The thought of history can be saved only by becoming practical thought; and the practice of the proletariat as a revolutionary class cannot be less than historical consciousness operating on the totality of its world. This first relationship has been generally ignored, misunderstood, and even denounced as the weakness of what fallaciously became a marxist doctrine. Bernstein, in his Evolutionary Socialism: A Criticism and Affirmation Die Voraussetzungen des Sozialismus und die Aufgaben der Sozialdemokratie , perfectly reveals the connection between the dialectical method and historical partisanship, by deploring the unscientific forecasts of the Manifesto on the imminence of proletarian revolution in Germany: In those times of general effervescence, this was all the more fatal to him.

History become real no longer has an end.

From now on, theory has to know only what it does. The quantitative which arises in the blind development of merely economic productive forces must be transformed into a qualitative historical appropriation. The critique of political economy is the first act of this end of prehistory: The bourgeois epoch, which wants to give a scientific foundation to history, overlooks the fact that this available science needed a historical foundation along with the economy.

Inversely, history directly depends on economic knowledge only to the extent that it remains economic history.Thesis makes this point, rhetorically:. Waves of enthusiasm for a given product, supported and spread by all the media of communication, are thus propagated with lightning speed.

It is known how much the scientific application of insane ideology has cost the Russian economy, if only through the imposture of Lysenko. This makes it more of a challenge, but it is also why it remains so pertinent nearly half a century after its original publication while countless other social theories and intellectual fads have come and gone.

The most earthly life thus becomes opaque and unbreathable. But this independence is identical to the general independence of separate power as the mediation which constitutes society. We have nothing that is ours except time, which even those without a roof can enjoy. It is this surmountable social alienation that has prohibited and petrified the possibilities and risks of the living alienation of time.

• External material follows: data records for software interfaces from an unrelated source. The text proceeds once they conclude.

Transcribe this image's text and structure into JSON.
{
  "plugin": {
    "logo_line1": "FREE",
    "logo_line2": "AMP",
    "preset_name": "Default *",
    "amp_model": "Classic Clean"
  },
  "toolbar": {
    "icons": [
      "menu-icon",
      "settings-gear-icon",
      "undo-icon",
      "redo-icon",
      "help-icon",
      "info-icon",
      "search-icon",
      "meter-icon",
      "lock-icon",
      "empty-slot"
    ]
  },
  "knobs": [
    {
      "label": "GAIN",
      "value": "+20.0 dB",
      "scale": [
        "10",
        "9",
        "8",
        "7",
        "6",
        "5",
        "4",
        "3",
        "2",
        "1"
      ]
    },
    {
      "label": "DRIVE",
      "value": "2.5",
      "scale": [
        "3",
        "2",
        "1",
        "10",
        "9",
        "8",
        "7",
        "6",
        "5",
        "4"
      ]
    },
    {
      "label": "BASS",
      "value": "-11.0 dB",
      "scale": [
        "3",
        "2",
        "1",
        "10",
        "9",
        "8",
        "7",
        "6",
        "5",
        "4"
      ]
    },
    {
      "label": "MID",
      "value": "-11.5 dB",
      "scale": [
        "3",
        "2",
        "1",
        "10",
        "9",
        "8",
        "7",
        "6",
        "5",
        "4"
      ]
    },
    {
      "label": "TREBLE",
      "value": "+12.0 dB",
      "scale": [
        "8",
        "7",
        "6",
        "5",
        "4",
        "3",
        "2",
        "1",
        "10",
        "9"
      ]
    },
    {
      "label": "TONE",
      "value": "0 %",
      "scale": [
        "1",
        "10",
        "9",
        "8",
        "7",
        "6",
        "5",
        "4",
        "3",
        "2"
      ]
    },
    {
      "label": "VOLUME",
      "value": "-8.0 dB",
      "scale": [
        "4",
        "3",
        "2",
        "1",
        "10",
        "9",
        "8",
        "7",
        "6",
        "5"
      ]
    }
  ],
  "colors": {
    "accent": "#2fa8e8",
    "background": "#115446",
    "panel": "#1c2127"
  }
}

It has, in fact, become even more pertinent than ever, because the spectacle has become more all-pervading than ever — to the point that it is almost universally taken for granted. The restricted condition of human practice, labor at various stages, is what has humanized and also dehumanized time as cyclical and as separate irreversible time of economic production.